## WHAT TO WORK ON:
Should an entry include a picture, omit the picture and still repeat everything else exactly.

## INPUT MATERIAL:
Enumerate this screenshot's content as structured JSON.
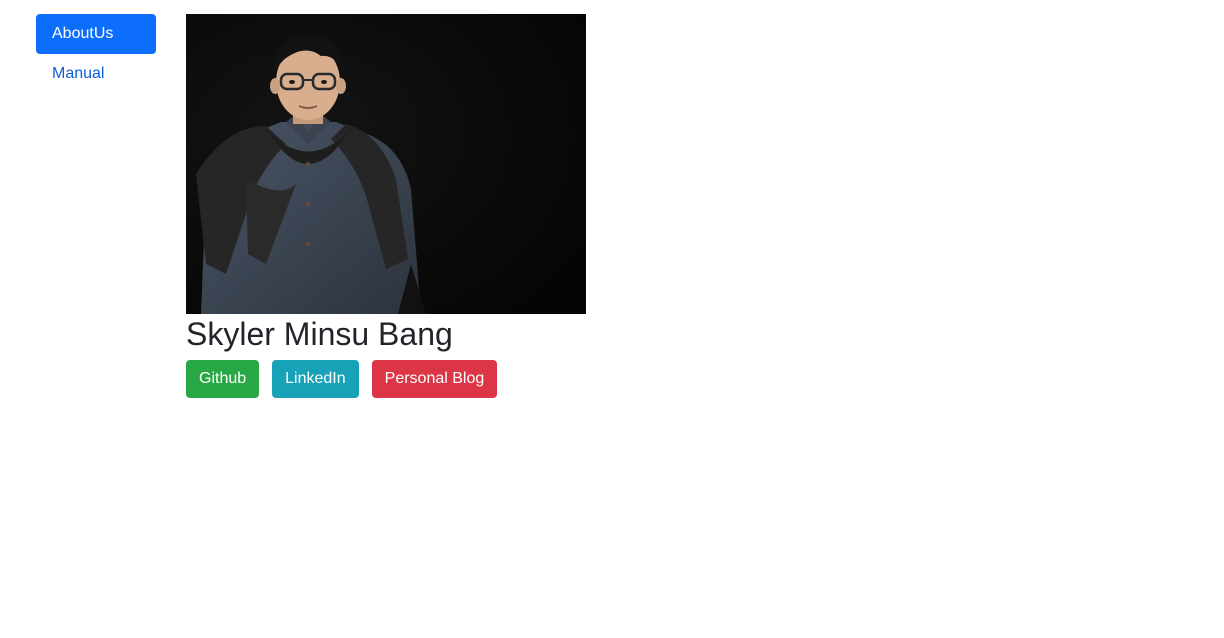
{
  "nav": {
    "items": [
      {
        "label": "AboutUs",
        "active": true
      },
      {
        "label": "Manual",
        "active": false
      }
    ]
  },
  "profile": {
    "name": "Skyler Minsu Bang",
    "photo_icon": "profile-photo"
  },
  "links": [
    {
      "label": "Github",
      "color": "#28a745"
    },
    {
      "label": "LinkedIn",
      "color": "#17a2b8"
    },
    {
      "label": "Personal Blog",
      "color": "#dc3545"
    }
  ],
  "colors": {
    "accent": "#0d6efd",
    "link_text": "#0b5ed7",
    "heading": "#212529"
  }
}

## RESULT FOR THIS TASK:
Enumerate this screenshot's content as structured JSON.
{
  "nav": {
    "items": [
      {
        "label": "AboutUs",
        "active": true
      },
      {
        "label": "Manual",
        "active": false
      }
    ]
  },
  "profile": {
    "name": "Skyler Minsu Bang",
    "photo_icon": "profile-photo"
  },
  "links": [
    {
      "label": "Github",
      "color": "#28a745"
    },
    {
      "label": "LinkedIn",
      "color": "#17a2b8"
    },
    {
      "label": "Personal Blog",
      "color": "#dc3545"
    }
  ],
  "colors": {
    "accent": "#0d6efd",
    "link_text": "#0b5ed7",
    "heading": "#212529"
  }
}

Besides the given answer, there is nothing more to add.